The Ministry for Primary Industries (MPI) is reminding skippers, as well as vessel owners and operators that a new standard for biofouling on vessels arriving in New Zealand will apply from May 2018 – less than a year away.
The standard means that all vessels must arrive with a 'clean hull' as part of efforts to reduce the threat of marine pests and diseases to New Zealand's marine environment.
MPI Director Plants, Food and Environment Peter Thomson says clean hull requirements will vary depending on a vessel's itinerary.
"For vessels coming to the country for fewer than 20 days, some slight fouling will be acceptable, while for long-stay vessels, the requirements are stricter. It's important to remember that the hull includes niche areas such as sea chests and bow thrusters too.
"Skippers and vessel owners or operators should make sure they're familiar with the new standard before it comes into force in May 2018. Vessels that don't comply may be required to be cleaned, or directed to leave New Zealand waters. The costs associated with these, and any changes to a vessel's itinerary, must be met by the operator."
The requirements can be met by cleaning or treating the hull prior to arrival, or carrying out continued maintenance which includes applying an antifouling coating to the hull and niche areas. Documentation of these steps will be needed to verify compliance.
Detailed guidelines on managing biofouling are also available from the International Maritime Organization (IMO), and operators who follow these will meet the new requirements.

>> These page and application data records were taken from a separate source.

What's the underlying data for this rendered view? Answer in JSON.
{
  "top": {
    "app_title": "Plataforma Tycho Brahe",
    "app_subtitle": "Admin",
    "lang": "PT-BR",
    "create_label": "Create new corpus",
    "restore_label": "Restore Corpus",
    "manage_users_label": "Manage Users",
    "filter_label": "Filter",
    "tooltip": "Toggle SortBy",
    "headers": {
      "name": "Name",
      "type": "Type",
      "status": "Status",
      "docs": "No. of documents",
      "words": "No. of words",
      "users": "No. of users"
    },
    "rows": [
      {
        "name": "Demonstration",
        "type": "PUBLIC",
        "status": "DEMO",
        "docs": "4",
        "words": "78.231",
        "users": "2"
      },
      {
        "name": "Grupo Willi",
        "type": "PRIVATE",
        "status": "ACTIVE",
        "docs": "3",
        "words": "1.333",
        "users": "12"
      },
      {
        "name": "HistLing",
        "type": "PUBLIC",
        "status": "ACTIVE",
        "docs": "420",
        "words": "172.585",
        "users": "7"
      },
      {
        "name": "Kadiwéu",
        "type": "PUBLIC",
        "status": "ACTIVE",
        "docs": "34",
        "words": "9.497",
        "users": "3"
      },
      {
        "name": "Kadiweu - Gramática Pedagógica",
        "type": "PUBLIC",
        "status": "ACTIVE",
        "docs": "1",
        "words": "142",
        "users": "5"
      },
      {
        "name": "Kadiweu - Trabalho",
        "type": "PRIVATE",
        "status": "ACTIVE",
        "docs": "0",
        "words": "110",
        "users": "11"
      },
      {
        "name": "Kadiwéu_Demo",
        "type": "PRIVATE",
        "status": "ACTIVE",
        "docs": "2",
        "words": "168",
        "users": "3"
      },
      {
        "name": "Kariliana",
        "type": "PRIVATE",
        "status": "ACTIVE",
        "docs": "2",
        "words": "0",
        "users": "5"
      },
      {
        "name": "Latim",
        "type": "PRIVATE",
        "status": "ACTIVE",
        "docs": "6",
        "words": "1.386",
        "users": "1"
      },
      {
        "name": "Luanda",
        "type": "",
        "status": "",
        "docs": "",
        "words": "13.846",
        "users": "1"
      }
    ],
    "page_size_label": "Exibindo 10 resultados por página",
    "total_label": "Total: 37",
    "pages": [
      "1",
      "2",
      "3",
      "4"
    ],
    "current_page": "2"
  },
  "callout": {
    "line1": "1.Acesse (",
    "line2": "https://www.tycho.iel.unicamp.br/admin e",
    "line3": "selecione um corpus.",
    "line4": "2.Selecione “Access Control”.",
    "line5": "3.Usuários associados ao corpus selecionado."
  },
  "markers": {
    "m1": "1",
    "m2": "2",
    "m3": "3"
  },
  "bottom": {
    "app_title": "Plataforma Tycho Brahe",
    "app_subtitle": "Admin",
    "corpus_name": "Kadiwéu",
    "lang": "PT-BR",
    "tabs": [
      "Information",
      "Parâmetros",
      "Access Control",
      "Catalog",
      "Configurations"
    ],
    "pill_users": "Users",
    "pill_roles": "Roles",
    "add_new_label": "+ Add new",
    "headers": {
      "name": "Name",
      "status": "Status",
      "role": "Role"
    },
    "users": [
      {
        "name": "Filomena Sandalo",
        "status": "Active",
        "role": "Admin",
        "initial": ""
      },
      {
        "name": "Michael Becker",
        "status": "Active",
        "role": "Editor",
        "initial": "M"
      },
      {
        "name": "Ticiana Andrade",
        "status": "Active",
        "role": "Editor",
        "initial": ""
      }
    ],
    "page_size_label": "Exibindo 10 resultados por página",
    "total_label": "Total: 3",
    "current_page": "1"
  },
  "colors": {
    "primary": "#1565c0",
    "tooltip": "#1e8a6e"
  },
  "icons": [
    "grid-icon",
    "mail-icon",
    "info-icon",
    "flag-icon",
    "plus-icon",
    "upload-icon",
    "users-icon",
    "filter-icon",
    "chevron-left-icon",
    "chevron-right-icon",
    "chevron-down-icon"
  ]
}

As well as preventing the spread of harmful organisms, a clean hull can also reduce a vessel's fuel consumption and increase stability.